======== RECORDS FOR THE EXERCISE
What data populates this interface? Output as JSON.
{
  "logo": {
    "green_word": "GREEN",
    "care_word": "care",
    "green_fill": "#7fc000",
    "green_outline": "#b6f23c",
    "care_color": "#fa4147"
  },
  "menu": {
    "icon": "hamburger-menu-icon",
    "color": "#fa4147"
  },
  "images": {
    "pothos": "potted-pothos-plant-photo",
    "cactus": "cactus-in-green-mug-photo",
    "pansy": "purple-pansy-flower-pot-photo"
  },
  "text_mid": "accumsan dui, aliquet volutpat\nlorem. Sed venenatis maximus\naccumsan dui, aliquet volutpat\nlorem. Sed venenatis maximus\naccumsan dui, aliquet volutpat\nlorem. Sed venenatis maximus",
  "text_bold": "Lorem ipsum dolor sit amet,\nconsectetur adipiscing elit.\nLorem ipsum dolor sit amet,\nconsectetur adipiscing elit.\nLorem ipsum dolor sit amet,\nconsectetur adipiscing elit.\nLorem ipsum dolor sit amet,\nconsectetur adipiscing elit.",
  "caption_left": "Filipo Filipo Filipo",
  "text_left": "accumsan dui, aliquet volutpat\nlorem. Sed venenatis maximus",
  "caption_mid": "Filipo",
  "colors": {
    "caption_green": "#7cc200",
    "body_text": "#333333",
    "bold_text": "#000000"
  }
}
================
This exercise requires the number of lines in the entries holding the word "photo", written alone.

3